Wednesday, February 08, 2006

TriMet: "How May We Inconvenience You Best?"

Thanks to the shockingly poor job done proofreading the federal budget, the Portland area just landed over $300 million in light rail improvements, plus more for Willamette commuter rail. As soon as Norman Mineta left the press room he was assuredly tackled, and his briefing papers ripped from him and read in shocked awe not seen since the use of the phrase "yellowcake from Niger." But assuming the decision of the judges is final, transportation officials will get 100 large on October 1st and start spreading the jing.

That Bush proposed over $1 billion in transit is the first semblance of pleasantness emanating from the White House in eons. And it's gotta kill the coterie of road-firsters in the area to hear the grantor say things like this about the commuter link:
The 14.7-mile Washington County commuter rail would run on mostly existing freight tracks between Wilsonville and the Beaverton Transit Center. Self-propelled diesel cars would run every 30 minutes with five stops. Officials expect 3,000 riders a day.

Federal officials said the commuter rail project rose to the top because it serves a rapidly growing suburban area, connects to the existing light-rail system, enhances good land-use polices and has a strong financial plan.

Portland is not the only city scoring good money for transit, but the way the federales have been treating P-town lately, I half expected them to just let Ted Stevens build a hovercraft ferry network with the money instead.

So the I-205 corridor will begin buzzing early next year, but because the trackline was hypothesized long ago, construction disruption could be lessened. Not so downtown, where the Transit Mall plan is likely to throw a little turmoil into an already complex transport network. TriMet knows it will be a headache to keep things running while the main bus arteries are reworked, and so they've put together some options for where the load can be shifted, and you may help decide. And just like the City itself, TriMet has an email service that lets you know about that kind of stuff automatically.

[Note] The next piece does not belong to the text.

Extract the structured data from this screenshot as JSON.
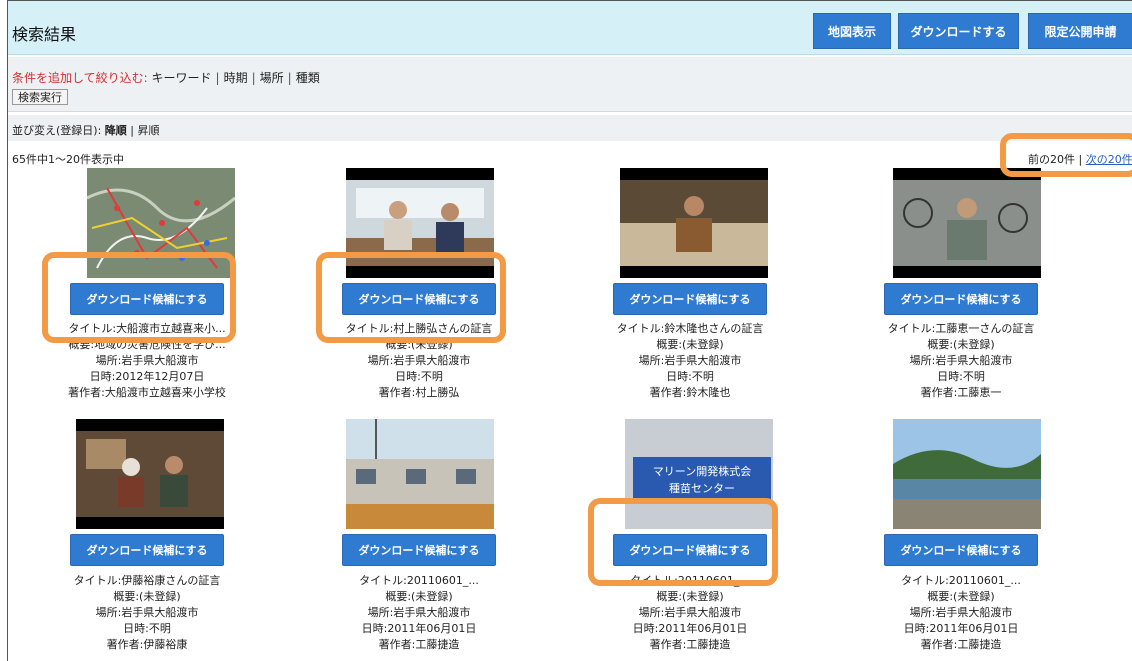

The first thing you should do is watch the video simulation of how they think the triple-use roadway system will work. Some issue has been made about the safety factor in having so much crossing of buses and trains, but I don't see it. First of all, other cities around the world (particularly in Holland) do all that the Transit Mall will do, AND add bike lanes to the mix. We're not stupid; I think Portlanders will figure it out.

Secondly, it's actually a smoother process than it is now, because there are cutout lanes that make "driving" vs "parking" more clearly delineated. Cars have it the best; they get the far left lane all the way down 5th/6th instead of having to get off in the middle as they do now. The buses and trains simply trade off blocks on who has the stop and who drives through, and weave back and forth as they go. The buses do that by themselves already, and do it on an understood system rather than crontrolled traffic. After a short transition, I think it will go fine. The north-south MAX may run a bit slower than east-west, but not intolerably so.

So what to do with the buses while the Transit Mall is under renovation? That's where you come in: what will piss you off and screw up your time in the City the least? The relocation options map took a long time for me to get a handle on, and maybe I'm just tired--but I'm usually pretty good with maps. Basically, the two options are to put almost all traffic on 3rd and 4th instead of 5th and 6th--taking the Mall and moving it east two blocks--or to split the traffic between those two but also 10th and 11th, where the streetcar will also run in a sort of test-drive situation for mixed use. Looking at the map, it helps to ignore the colored existing MAX lines, and focus on the green lines. The dark line is option 1; the lighter line option 2.

TriMet helpfully points out the pros and cons of each idea--essentially congestion versus level of disruption. Do you want your bus near where it was, or do you want to get home at the same time? A bit of a Hobson's choice, but at least some input is being solicited. I disclaim a bias against Option 2; my line would be moved to 10th street, further away from work. And I sleep on the bus--both ways--so another 10 minutes on top of an hour is just that much more shuteye. If you've got an opinion, go voice it.

One thing that the agency sort of glosses over is that several lines will become east-west lines near the southern end of downtown no matter which option is chosen. And what they REALLY gloss over is that those lines may stay there even after the Mall opens. Some lines projected for the change may work as well or better down there, but two I-5 South lines essentially drive away from the highway onramp as they pick up passengers. And they don't mention it, but who would be surprised if some of the 10th/11th buses stay where they are too? The whole point of the Transit Mall--where traffic was limited to buses so cars could avoid them elsewhere--starts to sound subverted at that point. Not all lines go up and down the Mall now either, but under Option 2 there would be several more lines NOT on the Mall, than on it.

These are the concerns of a transit system that has been showered with validation today, however. $400 million buys a lot of jobs in and out of the office, and opening up the Pearl District to downtown tourists is money in the pocket for that area. If you're one of the people who have been pushing ceaselessly for these items, your time to step up is not over. Now the vision has to be realized into something that will indeed be a boon rather than a boondoggle.

Update, 11AM 2/10:
In this morning's Trib, a bit of a (manufactured, if you ask me) kerfuffle about the plan. Portland Transport comments, and so do I down below...